Return the entries below exactly as written.

[[ RECORDS FOR PROCESSING open ]]

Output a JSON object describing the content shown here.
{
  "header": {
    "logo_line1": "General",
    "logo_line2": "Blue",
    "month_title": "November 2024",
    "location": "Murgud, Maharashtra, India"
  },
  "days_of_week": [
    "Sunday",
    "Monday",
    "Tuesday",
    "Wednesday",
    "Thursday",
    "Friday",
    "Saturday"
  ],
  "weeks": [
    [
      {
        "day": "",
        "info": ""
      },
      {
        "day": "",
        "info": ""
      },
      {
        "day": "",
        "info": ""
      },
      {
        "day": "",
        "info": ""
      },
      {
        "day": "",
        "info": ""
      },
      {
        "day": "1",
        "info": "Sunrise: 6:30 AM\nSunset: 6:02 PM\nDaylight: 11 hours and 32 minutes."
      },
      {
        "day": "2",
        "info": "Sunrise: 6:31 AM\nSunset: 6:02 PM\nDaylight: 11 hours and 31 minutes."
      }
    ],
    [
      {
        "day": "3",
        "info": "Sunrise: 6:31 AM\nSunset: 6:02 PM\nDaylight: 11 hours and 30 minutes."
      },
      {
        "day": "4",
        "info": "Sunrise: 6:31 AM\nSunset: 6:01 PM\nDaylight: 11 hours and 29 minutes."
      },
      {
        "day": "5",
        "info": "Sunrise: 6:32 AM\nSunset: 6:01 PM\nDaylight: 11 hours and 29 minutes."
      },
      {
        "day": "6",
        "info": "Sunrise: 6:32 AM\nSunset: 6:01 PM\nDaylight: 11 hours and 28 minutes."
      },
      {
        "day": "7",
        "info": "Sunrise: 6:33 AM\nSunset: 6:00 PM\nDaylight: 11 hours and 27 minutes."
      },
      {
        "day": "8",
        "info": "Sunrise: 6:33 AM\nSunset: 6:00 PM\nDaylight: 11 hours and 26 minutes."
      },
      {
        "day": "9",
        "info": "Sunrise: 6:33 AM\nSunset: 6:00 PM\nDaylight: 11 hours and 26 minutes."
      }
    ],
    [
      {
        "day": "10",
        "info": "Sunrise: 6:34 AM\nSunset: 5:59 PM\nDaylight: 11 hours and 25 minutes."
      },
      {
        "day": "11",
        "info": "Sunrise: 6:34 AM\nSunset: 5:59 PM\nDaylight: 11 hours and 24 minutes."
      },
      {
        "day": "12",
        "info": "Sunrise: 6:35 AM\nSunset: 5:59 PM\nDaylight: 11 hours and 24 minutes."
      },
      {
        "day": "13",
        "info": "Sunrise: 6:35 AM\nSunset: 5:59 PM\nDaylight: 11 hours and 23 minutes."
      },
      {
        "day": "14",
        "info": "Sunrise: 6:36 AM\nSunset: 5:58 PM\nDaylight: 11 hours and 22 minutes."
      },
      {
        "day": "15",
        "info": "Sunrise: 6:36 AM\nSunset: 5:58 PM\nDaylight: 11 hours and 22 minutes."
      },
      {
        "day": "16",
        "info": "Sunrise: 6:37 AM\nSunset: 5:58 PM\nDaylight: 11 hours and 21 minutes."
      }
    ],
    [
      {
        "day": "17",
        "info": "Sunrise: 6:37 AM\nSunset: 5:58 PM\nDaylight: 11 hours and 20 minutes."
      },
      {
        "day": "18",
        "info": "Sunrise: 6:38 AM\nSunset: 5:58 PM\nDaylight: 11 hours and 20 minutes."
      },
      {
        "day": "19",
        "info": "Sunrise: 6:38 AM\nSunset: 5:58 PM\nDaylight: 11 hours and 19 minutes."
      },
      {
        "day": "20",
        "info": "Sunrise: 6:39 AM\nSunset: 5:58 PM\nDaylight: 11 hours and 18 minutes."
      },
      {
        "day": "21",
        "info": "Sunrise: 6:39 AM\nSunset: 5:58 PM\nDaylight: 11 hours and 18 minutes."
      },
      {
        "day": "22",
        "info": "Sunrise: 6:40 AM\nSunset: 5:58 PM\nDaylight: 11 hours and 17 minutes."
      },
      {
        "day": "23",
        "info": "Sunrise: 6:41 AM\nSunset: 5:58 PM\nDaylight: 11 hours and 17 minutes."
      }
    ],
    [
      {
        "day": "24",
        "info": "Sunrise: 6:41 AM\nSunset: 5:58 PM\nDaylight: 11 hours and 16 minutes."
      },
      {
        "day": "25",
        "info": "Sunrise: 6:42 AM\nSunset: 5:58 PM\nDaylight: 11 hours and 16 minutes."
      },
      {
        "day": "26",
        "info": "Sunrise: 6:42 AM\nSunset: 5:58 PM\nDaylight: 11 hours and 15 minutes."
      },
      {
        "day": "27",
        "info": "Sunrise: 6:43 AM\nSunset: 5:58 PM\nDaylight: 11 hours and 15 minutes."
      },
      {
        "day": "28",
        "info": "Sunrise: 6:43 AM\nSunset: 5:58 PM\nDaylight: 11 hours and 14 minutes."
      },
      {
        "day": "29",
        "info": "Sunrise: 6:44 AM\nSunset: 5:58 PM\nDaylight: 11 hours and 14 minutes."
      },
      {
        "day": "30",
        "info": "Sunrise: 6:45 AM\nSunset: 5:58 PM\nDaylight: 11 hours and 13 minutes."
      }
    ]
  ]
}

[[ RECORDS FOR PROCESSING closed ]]

#### ANSWER FOR THE TASK:
Output a JSON object describing the content shown here.
{
  "header": {
    "logo_line1": "General",
    "logo_line2": "Blue",
    "month_title": "November 2024",
    "location": "Murgud, Maharashtra, India"
  },
  "days_of_week": [
    "Sunday",
    "Monday",
    "Tuesday",
    "Wednesday",
    "Thursday",
    "Friday",
    "Saturday"
  ],
  "weeks": [
    [
      {
        "day": "",
        "info": ""
      },
      {
        "day": "",
        "info": ""
      },
      {
        "day": "",
        "info": ""
      },
      {
        "day": "",
        "info": ""
      },
      {
        "day": "",
        "info": ""
      },
      {
        "day": "1",
        "info": "Sunrise: 6:30 AM\nSunset: 6:02 PM\nDaylight: 11 hours and 32 minutes."
      },
      {
        "day": "2",
        "info": "Sunrise: 6:31 AM\nSunset: 6:02 PM\nDaylight: 11 hours and 31 minutes."
      }
    ],
    [
      {
        "day": "3",
        "info": "Sunrise: 6:31 AM\nSunset: 6:02 PM\nDaylight: 11 hours and 30 minutes."
      },
      {
        "day": "4",
        "info": "Sunrise: 6:31 AM\nSunset: 6:01 PM\nDaylight: 11 hours and 29 minutes."
      },
      {
        "day": "5",
        "info": "Sunrise: 6:32 AM\nSunset: 6:01 PM\nDaylight: 11 hours and 29 minutes."
      },
      {
        "day": "6",
        "info": "Sunrise: 6:32 AM\nSunset: 6:01 PM\nDaylight: 11 hours and 28 minutes."
      },
      {
        "day": "7",
        "info": "Sunrise: 6:33 AM\nSunset: 6:00 PM\nDaylight: 11 hours and 27 minutes."
      },
      {
        "day": "8",
        "info": "Sunrise: 6:33 AM\nSunset: 6:00 PM\nDaylight: 11 hours and 26 minutes."
      },
      {
        "day": "9",
        "info": "Sunrise: 6:33 AM\nSunset: 6:00 PM\nDaylight: 11 hours and 26 minutes."
      }
    ],
    [
      {
        "day": "10",
        "info": "Sunrise: 6:34 AM\nSunset: 5:59 PM\nDaylight: 11 hours and 25 minutes."
      },
      {
        "day": "11",
        "info": "Sunrise: 6:34 AM\nSunset: 5:59 PM\nDaylight: 11 hours and 24 minutes."
      },
      {
        "day": "12",
        "info": "Sunrise: 6:35 AM\nSunset: 5:59 PM\nDaylight: 11 hours and 24 minutes."
      },
      {
        "day": "13",
        "info": "Sunrise: 6:35 AM\nSunset: 5:59 PM\nDaylight: 11 hours and 23 minutes."
      },
      {
        "day": "14",
        "info": "Sunrise: 6:36 AM\nSunset: 5:58 PM\nDaylight: 11 hours and 22 minutes."
      },
      {
        "day": "15",
        "info": "Sunrise: 6:36 AM\nSunset: 5:58 PM\nDaylight: 11 hours and 22 minutes."
      },
      {
        "day": "16",
        "info": "Sunrise: 6:37 AM\nSunset: 5:58 PM\nDaylight: 11 hours and 21 minutes."
      }
    ],
    [
      {
        "day": "17",
        "info": "Sunrise: 6:37 AM\nSunset: 5:58 PM\nDaylight: 11 hours and 20 minutes."
      },
      {
        "day": "18",
        "info": "Sunrise: 6:38 AM\nSunset: 5:58 PM\nDaylight: 11 hours and 20 minutes."
      },
      {
        "day": "19",
        "info": "Sunrise: 6:38 AM\nSunset: 5:58 PM\nDaylight: 11 hours and 19 minutes."
      },
      {
        "day": "20",
        "info": "Sunrise: 6:39 AM\nSunset: 5:58 PM\nDaylight: 11 hours and 18 minutes."
      },
      {
        "day": "21",
        "info": "Sunrise: 6:39 AM\nSunset: 5:58 PM\nDaylight: 11 hours and 18 minutes."
      },
      {
        "day": "22",
        "info": "Sunrise: 6:40 AM\nSunset: 5:58 PM\nDaylight: 11 hours and 17 minutes."
      },
      {
        "day": "23",
        "info": "Sunrise: 6:41 AM\nSunset: 5:58 PM\nDaylight: 11 hours and 17 minutes."
      }
    ],
    [
      {
        "day": "24",
        "info": "Sunrise: 6:41 AM\nSunset: 5:58 PM\nDaylight: 11 hours and 16 minutes."
      },
      {
        "day": "25",
        "info": "Sunrise: 6:42 AM\nSunset: 5:58 PM\nDaylight: 11 hours and 16 minutes."
      },
      {
        "day": "26",
        "info": "Sunrise: 6:42 AM\nSunset: 5:58 PM\nDaylight: 11 hours and 15 minutes."
      },
      {
        "day": "27",
        "info": "Sunrise: 6:43 AM\nSunset: 5:58 PM\nDaylight: 11 hours and 15 minutes."
      },
      {
        "day": "28",
        "info": "Sunrise: 6:43 AM\nSunset: 5:58 PM\nDaylight: 11 hours and 14 minutes."
      },
      {
        "day": "29",
        "info": "Sunrise: 6:44 AM\nSunset: 5:58 PM\nDaylight: 11 hours and 14 minutes."
      },
      {
        "day": "30",
        "info": "Sunrise: 6:45 AM\nSunset: 5:58 PM\nDaylight: 11 hours and 13 minutes."
      }
    ]
  ]
}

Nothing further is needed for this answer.